Work required>
Please reproduce the listing in its entirety, exactly as written, but without images.
====================
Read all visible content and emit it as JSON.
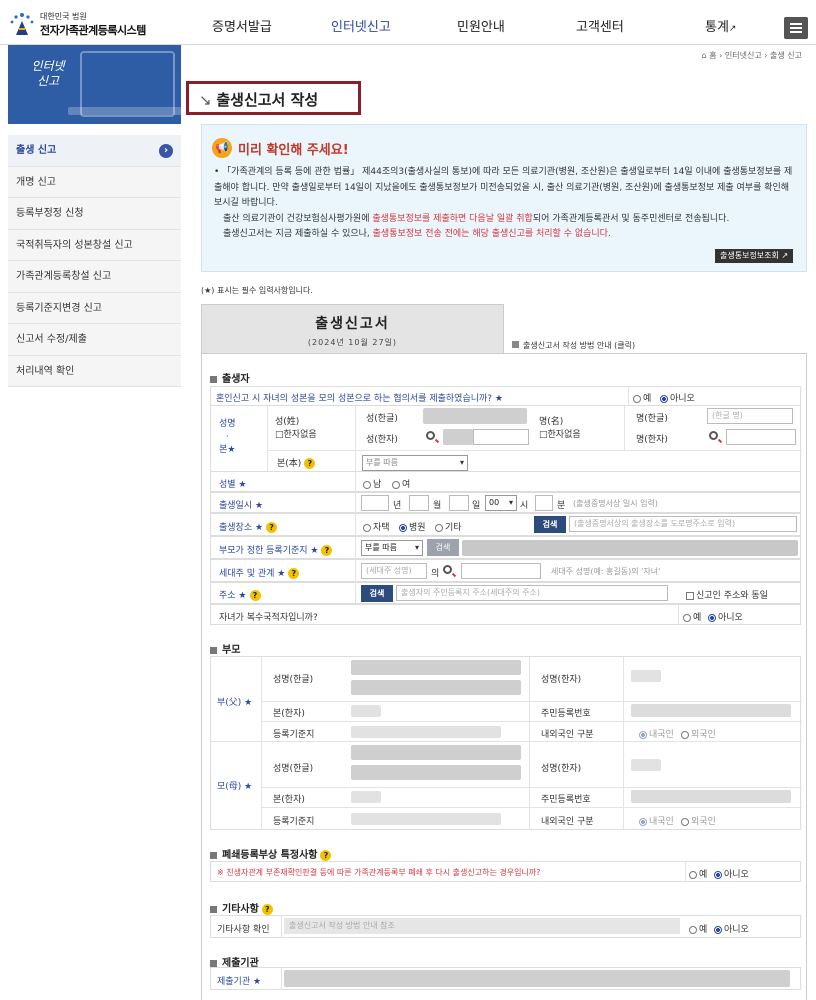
{
  "header": {
    "logo_small": "대한민국 법원",
    "logo_title": "전자가족관계등록시스템",
    "nav": [
      "증명서발급",
      "인터넷신고",
      "민원안내",
      "고객센터",
      "통계"
    ],
    "menu_icon": "hamburger-icon"
  },
  "banner": {
    "title": "인터넷\n신고"
  },
  "breadcrumb": {
    "home": "홈",
    "level1": "인터넷신고",
    "level2": "출생 신고"
  },
  "sidebar": {
    "items": [
      {
        "label": "출생 신고",
        "active": true
      },
      {
        "label": "개명 신고"
      },
      {
        "label": "등록부정정 신청"
      },
      {
        "label": "국적취득자의 성본창설 신고"
      },
      {
        "label": "가족관계등록창설 신고"
      },
      {
        "label": "등록기준지변경 신고"
      },
      {
        "label": "신고서 수정/제출"
      },
      {
        "label": "처리내역 확인"
      }
    ]
  },
  "page_title": "출생신고서 작성",
  "notice": {
    "title": "미리 확인해 주세요!",
    "p1": "「가족관계의 등록 등에 관한 법률」 제44조의3(출생사실의 통보)에 따라 모든 의료기관(병원, 조산원)은 출생일로부터 14일 이내에 출생통보정보를 제출해야 합니다. 만약 출생일로부터 14일이 지났을에도 출생통보정보가 미전송되었을 시, 출산 의료기관(병원, 조산원)에 출생통보정보 제출 여부를 확인해 보시길 바랍니다.",
    "p2a": "출산 의료기관이 건강보험심사평가원에 ",
    "p2b": "출생통보정보를 제출하면 다음날 일괄 취합",
    "p2c": "되어 가족관계등록관서 및 동주민센터로 전송됩니다.",
    "p3a": "출생신고서는 지금 제출하실 수 있으나, ",
    "p3b": "출생통보정보 전송 전에는 해당 출생신고를 처리할 수 없습니다.",
    "button": "출생통보정보조회"
  },
  "required_note": "(★) 표시는 필수 입력사항입니다.",
  "form": {
    "tab_title": "출생신고서",
    "tab_date": "(2024년 10월 27일)",
    "guide_link": "출생신고서 작성 방법 안내 (클릭)",
    "sec_child": "출생자",
    "q_agreement": "혼인신고 시 자녀의 성본을 모의 성본으로 하는 협의서를 제출하였습니까? ★",
    "yes": "예",
    "no": "아니오",
    "name_label": "성명\n·\n본★",
    "surname": "성(姓)",
    "no_hanja": "□한자없음",
    "surname_hangul": "성(한글)",
    "surname_hanja": "성(한자)",
    "given": "명(名)",
    "given_hangul": "명(한글)",
    "given_hangul_ph": "(한글 명)",
    "given_hanja": "명(한자)",
    "bon": "본(本)",
    "bon_select": "부를 따름",
    "sex": "성별 ★",
    "male": "남",
    "female": "여",
    "birth_dt": "출생일시 ★",
    "year": "년",
    "month": "월",
    "day": "일",
    "hour_sel": "00",
    "hour": "시",
    "minute": "분",
    "birth_dt_hint": "(출생증명서상 일시 입력)",
    "birth_place": "출생장소 ★",
    "home": "자택",
    "hospital": "병원",
    "etc": "기타",
    "search": "검색",
    "birth_place_ph": "(출생증명서상의 출생장소를 도로명주소로 입력)",
    "reg_base": "부모가 정한 등록기준지 ★",
    "reg_base_sel": "부를 따름",
    "household": "세대주 및 관계 ★",
    "household_ph": "(세대주 성명)",
    "of": "의",
    "relation_ph": "세대주 성명(예: 홍길동)의 '자녀'",
    "address": "주소 ★",
    "address_ph": "출생자의 주민등록지 주소(세대주의 주소)",
    "same_addr": "신고인 주소와 동일",
    "multi_nat": "자녀가 복수국적자입니까?",
    "sec_parents": "부모",
    "father": "부(父) ★",
    "mother": "모(母) ★",
    "name_hangul": "성명(한글)",
    "name_hanja": "성명(한자)",
    "bon_hanja": "본(한자)",
    "rrn": "주민등록번호",
    "reg_base2": "등록기준지",
    "nat_type": "내외국인 구분",
    "korean": "내국인",
    "foreign": "외국인",
    "sec_closed": "폐쇄등록부상 특정사항",
    "closed_q": "※ 친생자관계 부존재확인판결 등에 따른 가족관계등록부 폐쇄 후 다시 출생신고하는 경우입니까?",
    "sec_other": "기타사항",
    "other_label": "기타사항 확인",
    "other_ph": "출생신고서 작성 방법 안내 참조",
    "sec_submit": "제출기관",
    "submit_label": "제출기관 ★"
  },
  "colors": {
    "accent": "#2b4a9f",
    "title_border": "#8b1e2d",
    "notice_bg": "#eaf5fc",
    "alert": "#d9363e"
  }
}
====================
Result>
Read all visible content and emit it as JSON.
{
  "header": {
    "logo_small": "대한민국 법원",
    "logo_title": "전자가족관계등록시스템",
    "nav": [
      "증명서발급",
      "인터넷신고",
      "민원안내",
      "고객센터",
      "통계"
    ],
    "menu_icon": "hamburger-icon"
  },
  "banner": {
    "title": "인터넷\n신고"
  },
  "breadcrumb": {
    "home": "홈",
    "level1": "인터넷신고",
    "level2": "출생 신고"
  },
  "sidebar": {
    "items": [
      {
        "label": "출생 신고",
        "active": true
      },
      {
        "label": "개명 신고"
      },
      {
        "label": "등록부정정 신청"
      },
      {
        "label": "국적취득자의 성본창설 신고"
      },
      {
        "label": "가족관계등록창설 신고"
      },
      {
        "label": "등록기준지변경 신고"
      },
      {
        "label": "신고서 수정/제출"
      },
      {
        "label": "처리내역 확인"
      }
    ]
  },
  "page_title": "출생신고서 작성",
  "notice": {
    "title": "미리 확인해 주세요!",
    "p1": "「가족관계의 등록 등에 관한 법률」 제44조의3(출생사실의 통보)에 따라 모든 의료기관(병원, 조산원)은 출생일로부터 14일 이내에 출생통보정보를 제출해야 합니다. 만약 출생일로부터 14일이 지났을에도 출생통보정보가 미전송되었을 시, 출산 의료기관(병원, 조산원)에 출생통보정보 제출 여부를 확인해 보시길 바랍니다.",
    "p2a": "출산 의료기관이 건강보험심사평가원에 ",
    "p2b": "출생통보정보를 제출하면 다음날 일괄 취합",
    "p2c": "되어 가족관계등록관서 및 동주민센터로 전송됩니다.",
    "p3a": "출생신고서는 지금 제출하실 수 있으나, ",
    "p3b": "출생통보정보 전송 전에는 해당 출생신고를 처리할 수 없습니다.",
    "button": "출생통보정보조회"
  },
  "required_note": "(★) 표시는 필수 입력사항입니다.",
  "form": {
    "tab_title": "출생신고서",
    "tab_date": "(2024년 10월 27일)",
    "guide_link": "출생신고서 작성 방법 안내 (클릭)",
    "sec_child": "출생자",
    "q_agreement": "혼인신고 시 자녀의 성본을 모의 성본으로 하는 협의서를 제출하였습니까? ★",
    "yes": "예",
    "no": "아니오",
    "name_label": "성명\n·\n본★",
    "surname": "성(姓)",
    "no_hanja": "□한자없음",
    "surname_hangul": "성(한글)",
    "surname_hanja": "성(한자)",
    "given": "명(名)",
    "given_hangul": "명(한글)",
    "given_hangul_ph": "(한글 명)",
    "given_hanja": "명(한자)",
    "bon": "본(本)",
    "bon_select": "부를 따름",
    "sex": "성별 ★",
    "male": "남",
    "female": "여",
    "birth_dt": "출생일시 ★",
    "year": "년",
    "month": "월",
    "day": "일",
    "hour_sel": "00",
    "hour": "시",
    "minute": "분",
    "birth_dt_hint": "(출생증명서상 일시 입력)",
    "birth_place": "출생장소 ★",
    "home": "자택",
    "hospital": "병원",
    "etc": "기타",
    "search": "검색",
    "birth_place_ph": "(출생증명서상의 출생장소를 도로명주소로 입력)",
    "reg_base": "부모가 정한 등록기준지 ★",
    "reg_base_sel": "부를 따름",
    "household": "세대주 및 관계 ★",
    "household_ph": "(세대주 성명)",
    "of": "의",
    "relation_ph": "세대주 성명(예: 홍길동)의 '자녀'",
    "address": "주소 ★",
    "address_ph": "출생자의 주민등록지 주소(세대주의 주소)",
    "same_addr": "신고인 주소와 동일",
    "multi_nat": "자녀가 복수국적자입니까?",
    "sec_parents": "부모",
    "father": "부(父) ★",
    "mother": "모(母) ★",
    "name_hangul": "성명(한글)",
    "name_hanja": "성명(한자)",
    "bon_hanja": "본(한자)",
    "rrn": "주민등록번호",
    "reg_base2": "등록기준지",
    "nat_type": "내외국인 구분",
    "korean": "내국인",
    "foreign": "외국인",
    "sec_closed": "폐쇄등록부상 특정사항",
    "closed_q": "※ 친생자관계 부존재확인판결 등에 따른 가족관계등록부 폐쇄 후 다시 출생신고하는 경우입니까?",
    "sec_other": "기타사항",
    "other_label": "기타사항 확인",
    "other_ph": "출생신고서 작성 방법 안내 참조",
    "sec_submit": "제출기관",
    "submit_label": "제출기관 ★"
  },
  "colors": {
    "accent": "#2b4a9f",
    "title_border": "#8b1e2d",
    "notice_bg": "#eaf5fc",
    "alert": "#d9363e"
  }
}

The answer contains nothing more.